NEW DELHI: India wants to contain tensions with Pakistan after what it claimed was a successful cross-border strike on militants sheltered there, according to two top officials, who sought to allay fears of a broader conflict between the nuclear-armed nations.
One of the officials, who are both part of Prime Minister Narendra Modi’s government shaping a new, more robust strategy toward Pakistan, said India remained focused on rapid economic growth, and any conflict would deflect it from that path.
“War is not in India’s interest at this point,” the official said, speaking on condition of anonymity because relations with Pakistan remained tense after India announced the September 29 strike inside the part of Kashmir controlled by Pakistan.
“We want to build comprehensive national power – economic, military and diplomatic. We need time, but if we stay on this path, the power differential with Pakistan will become so high by 2025 that you don’t have to fight a war,” the official said.
Modi’s government, breaking with a traditional policy of military restraint, alleged last month it sent special forces across the militarised frontier in Kashmir to kill an unspecified number of militants in retaliation for an attack on an Indian army base.
Pakistan said it had nothing to do with the attack on the base and has denied any Indian strike took place across the Line of Control (LoC), the de facto border in Kashmir. It said it would repel any aggressive action from India.
Interestingly, India has not offered any evidence for the cross-border raid in Kashmir, although military officials have said there is footage from helmet-mounted cameras on the raiding party as well as from drones.
On Friday, Pakistani Foreign Ministry spokesman Nafees Zakaria said New Delhi was trying to divert attention from a crackdown on violent protests this summer against Indian rule in its part of Muslim-majority Kashmir.
“Pakistan has already rejected the baseless claims of surgical strikes. As we emphasized earlier, India is desperate to divert the attention of the international community from grave human rights violations,” Zakaria told a news briefing.
More than 100 civilians have been killed and thousands wounded in the worst unrest in the disputed Himalayan region for six years.
Fears of new war
Soon after the army base attack which killed 19 Indian soldiers, some officials in New Delhi said the government would act with restraint towards Pakistan, with which India has fought three wars, two of them over Kashmir.
The subsequent announcement of a so-called cross-border strike reignited fears of an escalation in tensions between the countries, but the second Indian official said they were overblown.

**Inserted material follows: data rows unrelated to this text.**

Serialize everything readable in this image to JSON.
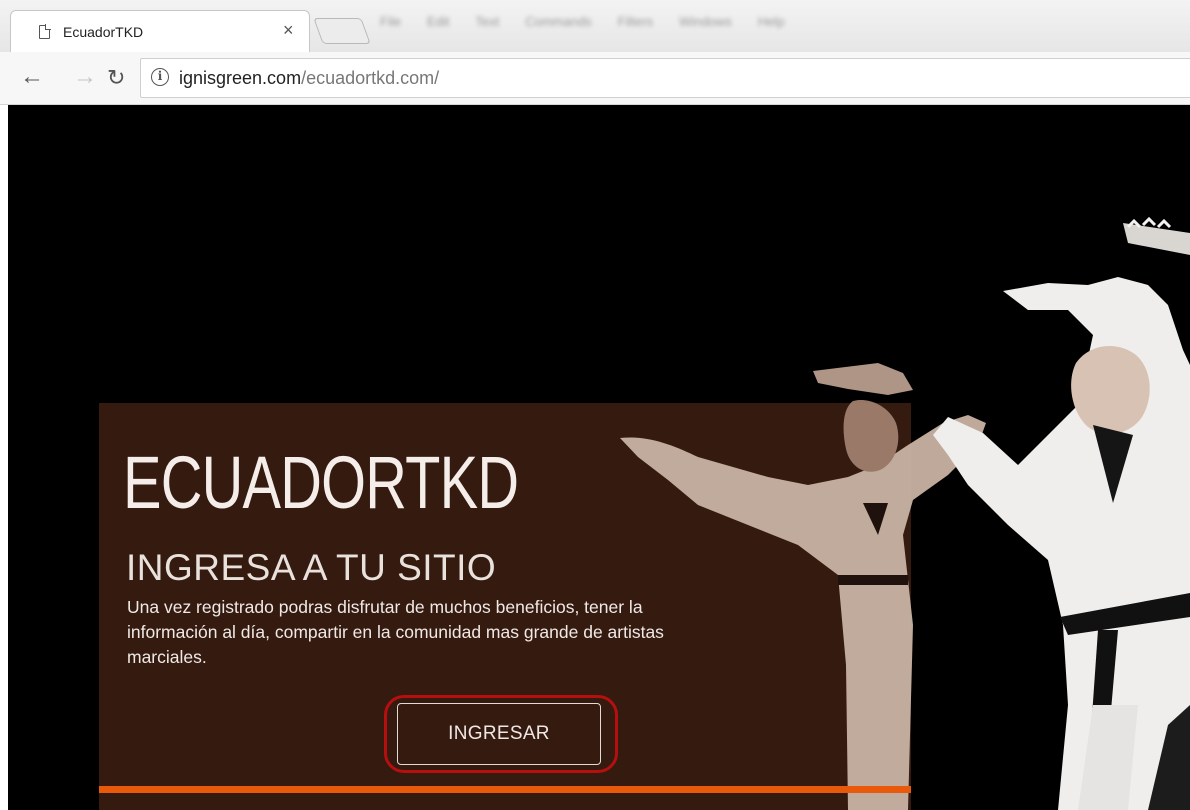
{
  "browser": {
    "tab_title": "EcuadorTKD",
    "tab_close": "×",
    "url_host": "ignisgreen.com",
    "url_path": "/ecuadortkd.com/",
    "blurred_menu": [
      "File",
      "Edit",
      "Text",
      "Commands",
      "Filters",
      "Windows",
      "Help"
    ]
  },
  "hero": {
    "brand": "ECUADORTKD",
    "headline": "INGRESA A TU SITIO",
    "description": "Una vez registrado podras disfrutar de muchos beneficios, tener la información al día, compartir en la comunidad mas grande de artistas marciales.",
    "cta_label": "INGRESAR"
  },
  "colors": {
    "page_background": "#000000",
    "panel": "#351a10",
    "accent_underline": "#e8590c",
    "highlight_ring": "#b50f0f"
  },
  "icons": [
    "page-icon",
    "close-icon",
    "back-arrow-icon",
    "forward-arrow-icon",
    "reload-icon",
    "info-icon"
  ]
}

“There is no concern, the chapter is over,” the official said referring to the raid India reported it carried out. “The issue is not what India will decide; the issue is whether Pakistan can act on the basis of rationality.”